The input
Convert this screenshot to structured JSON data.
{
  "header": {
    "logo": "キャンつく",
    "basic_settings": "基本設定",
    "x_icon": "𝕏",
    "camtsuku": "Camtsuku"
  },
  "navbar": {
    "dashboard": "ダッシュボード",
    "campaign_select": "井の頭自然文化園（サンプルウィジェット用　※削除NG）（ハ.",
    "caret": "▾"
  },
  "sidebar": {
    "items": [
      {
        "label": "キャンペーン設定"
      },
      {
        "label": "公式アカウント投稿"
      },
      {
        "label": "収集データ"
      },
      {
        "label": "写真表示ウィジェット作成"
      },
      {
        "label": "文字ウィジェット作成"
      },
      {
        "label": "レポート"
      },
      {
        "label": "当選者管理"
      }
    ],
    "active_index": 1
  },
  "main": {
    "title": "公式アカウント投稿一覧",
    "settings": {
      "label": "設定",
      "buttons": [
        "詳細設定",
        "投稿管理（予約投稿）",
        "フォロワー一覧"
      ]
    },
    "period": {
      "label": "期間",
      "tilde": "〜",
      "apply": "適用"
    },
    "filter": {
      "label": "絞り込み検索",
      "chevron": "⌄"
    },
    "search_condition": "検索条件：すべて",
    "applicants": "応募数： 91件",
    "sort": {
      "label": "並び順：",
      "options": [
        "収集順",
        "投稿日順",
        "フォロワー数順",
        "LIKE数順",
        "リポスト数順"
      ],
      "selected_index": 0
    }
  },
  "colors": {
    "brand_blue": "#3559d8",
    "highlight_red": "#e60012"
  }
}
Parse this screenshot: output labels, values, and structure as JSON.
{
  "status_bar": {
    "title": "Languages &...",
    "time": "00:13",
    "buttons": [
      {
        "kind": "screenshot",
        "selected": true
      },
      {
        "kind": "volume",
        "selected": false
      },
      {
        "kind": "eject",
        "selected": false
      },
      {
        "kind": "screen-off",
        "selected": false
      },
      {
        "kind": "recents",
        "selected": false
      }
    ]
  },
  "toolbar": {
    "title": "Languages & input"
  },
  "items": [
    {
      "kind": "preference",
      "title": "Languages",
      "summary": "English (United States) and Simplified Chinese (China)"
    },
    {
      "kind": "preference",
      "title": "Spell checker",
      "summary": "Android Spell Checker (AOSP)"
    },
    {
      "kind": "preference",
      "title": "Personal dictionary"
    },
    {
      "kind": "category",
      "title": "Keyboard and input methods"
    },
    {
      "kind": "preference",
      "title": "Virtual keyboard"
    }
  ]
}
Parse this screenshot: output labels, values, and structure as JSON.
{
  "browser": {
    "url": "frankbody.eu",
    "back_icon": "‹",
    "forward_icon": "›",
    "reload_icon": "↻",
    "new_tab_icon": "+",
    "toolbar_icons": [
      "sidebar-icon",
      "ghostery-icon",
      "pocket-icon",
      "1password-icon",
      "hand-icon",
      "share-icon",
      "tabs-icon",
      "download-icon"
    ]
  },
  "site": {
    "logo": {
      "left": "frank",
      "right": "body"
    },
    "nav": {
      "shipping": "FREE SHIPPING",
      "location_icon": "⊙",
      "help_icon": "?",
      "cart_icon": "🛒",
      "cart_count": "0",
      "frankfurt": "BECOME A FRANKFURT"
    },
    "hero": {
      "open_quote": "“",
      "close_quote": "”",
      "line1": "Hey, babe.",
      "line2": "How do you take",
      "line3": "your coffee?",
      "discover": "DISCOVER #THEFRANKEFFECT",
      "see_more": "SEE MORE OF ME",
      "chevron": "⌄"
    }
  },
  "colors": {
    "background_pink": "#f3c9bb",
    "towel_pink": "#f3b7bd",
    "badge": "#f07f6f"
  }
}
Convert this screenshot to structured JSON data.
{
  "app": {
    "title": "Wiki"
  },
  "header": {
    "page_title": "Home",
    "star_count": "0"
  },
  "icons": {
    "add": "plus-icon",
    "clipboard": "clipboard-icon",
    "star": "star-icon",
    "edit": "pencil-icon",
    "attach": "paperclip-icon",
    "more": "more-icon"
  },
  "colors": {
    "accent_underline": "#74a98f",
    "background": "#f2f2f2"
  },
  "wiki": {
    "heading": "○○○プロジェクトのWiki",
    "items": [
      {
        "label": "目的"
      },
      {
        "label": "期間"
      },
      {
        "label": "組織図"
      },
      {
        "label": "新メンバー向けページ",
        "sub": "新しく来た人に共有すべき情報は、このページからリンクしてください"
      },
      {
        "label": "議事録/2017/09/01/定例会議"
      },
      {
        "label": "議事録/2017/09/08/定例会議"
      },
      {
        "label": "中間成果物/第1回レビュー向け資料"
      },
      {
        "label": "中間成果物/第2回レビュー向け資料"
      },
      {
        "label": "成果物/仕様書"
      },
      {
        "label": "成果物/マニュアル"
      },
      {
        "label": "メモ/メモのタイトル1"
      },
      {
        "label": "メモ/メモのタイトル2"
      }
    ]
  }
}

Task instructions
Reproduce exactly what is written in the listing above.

Answer to this problem
Convert this screenshot to structured JSON data.
{
  "header": {
    "logo": "キャンつく",
    "basic_settings": "基本設定",
    "x_icon": "𝕏",
    "camtsuku": "Camtsuku"
  },
  "navbar": {
    "dashboard": "ダッシュボード",
    "campaign_select": "井の頭自然文化園（サンプルウィジェット用　※削除NG）（ハ.",
    "caret": "▾"
  },
  "sidebar": {
    "items": [
      {
        "label": "キャンペーン設定"
      },
      {
        "label": "公式アカウント投稿"
      },
      {
        "label": "収集データ"
      },
      {
        "label": "写真表示ウィジェット作成"
      },
      {
        "label": "文字ウィジェット作成"
      },
      {
        "label": "レポート"
      },
      {
        "label": "当選者管理"
      }
    ],
    "active_index": 1
  },
  "main": {
    "title": "公式アカウント投稿一覧",
    "settings": {
      "label": "設定",
      "buttons": [
        "詳細設定",
        "投稿管理（予約投稿）",
        "フォロワー一覧"
      ]
    },
    "period": {
      "label": "期間",
      "tilde": "〜",
      "apply": "適用"
    },
    "filter": {
      "label": "絞り込み検索",
      "chevron": "⌄"
    },
    "search_condition": "検索条件：すべて",
    "applicants": "応募数： 91件",
    "sort": {
      "label": "並び順：",
      "options": [
        "収集順",
        "投稿日順",
        "フォロワー数順",
        "LIKE数順",
        "リポスト数順"
      ],
      "selected_index": 0
    }
  },
  "colors": {
    "brand_blue": "#3559d8",
    "highlight_red": "#e60012"
  }
}
Parse this screenshot: output labels, values, and structure as JSON.
{
  "status_bar": {
    "title": "Languages &...",
    "time": "00:13",
    "buttons": [
      {
        "kind": "screenshot",
        "selected": true
      },
      {
        "kind": "volume",
        "selected": false
      },
      {
        "kind": "eject",
        "selected": false
      },
      {
        "kind": "screen-off",
        "selected": false
      },
      {
        "kind": "recents",
        "selected": false
      }
    ]
  },
  "toolbar": {
    "title": "Languages & input"
  },
  "items": [
    {
      "kind": "preference",
      "title": "Languages",
      "summary": "English (United States) and Simplified Chinese (China)"
    },
    {
      "kind": "preference",
      "title": "Spell checker",
      "summary": "Android Spell Checker (AOSP)"
    },
    {
      "kind": "preference",
      "title": "Personal dictionary"
    },
    {
      "kind": "category",
      "title": "Keyboard and input methods"
    },
    {
      "kind": "preference",
      "title": "Virtual keyboard"
    }
  ]
}
Parse this screenshot: output labels, values, and structure as JSON.
{
  "browser": {
    "url": "frankbody.eu",
    "back_icon": "‹",
    "forward_icon": "›",
    "reload_icon": "↻",
    "new_tab_icon": "+",
    "toolbar_icons": [
      "sidebar-icon",
      "ghostery-icon",
      "pocket-icon",
      "1password-icon",
      "hand-icon",
      "share-icon",
      "tabs-icon",
      "download-icon"
    ]
  },
  "site": {
    "logo": {
      "left": "frank",
      "right": "body"
    },
    "nav": {
      "shipping": "FREE SHIPPING",
      "location_icon": "⊙",
      "help_icon": "?",
      "cart_icon": "🛒",
      "cart_count": "0",
      "frankfurt": "BECOME A FRANKFURT"
    },
    "hero": {
      "open_quote": "“",
      "close_quote": "”",
      "line1": "Hey, babe.",
      "line2": "How do you take",
      "line3": "your coffee?",
      "discover": "DISCOVER #THEFRANKEFFECT",
      "see_more": "SEE MORE OF ME",
      "chevron": "⌄"
    }
  },
  "colors": {
    "background_pink": "#f3c9bb",
    "towel_pink": "#f3b7bd",
    "badge": "#f07f6f"
  }
}
Convert this screenshot to structured JSON data.
{
  "app": {
    "title": "Wiki"
  },
  "header": {
    "page_title": "Home",
    "star_count": "0"
  },
  "icons": {
    "add": "plus-icon",
    "clipboard": "clipboard-icon",
    "star": "star-icon",
    "edit": "pencil-icon",
    "attach": "paperclip-icon",
    "more": "more-icon"
  },
  "colors": {
    "accent_underline": "#74a98f",
    "background": "#f2f2f2"
  },
  "wiki": {
    "heading": "○○○プロジェクトのWiki",
    "items": [
      {
        "label": "目的"
      },
      {
        "label": "期間"
      },
      {
        "label": "組織図"
      },
      {
        "label": "新メンバー向けページ",
        "sub": "新しく来た人に共有すべき情報は、このページからリンクしてください"
      },
      {
        "label": "議事録/2017/09/01/定例会議"
      },
      {
        "label": "議事録/2017/09/08/定例会議"
      },
      {
        "label": "中間成果物/第1回レビュー向け資料"
      },
      {
        "label": "中間成果物/第2回レビュー向け資料"
      },
      {
        "label": "成果物/仕様書"
      },
      {
        "label": "成果物/マニュアル"
      },
      {
        "label": "メモ/メモのタイトル1"
      },
      {
        "label": "メモ/メモのタイトル2"
      }
    ]
  }
}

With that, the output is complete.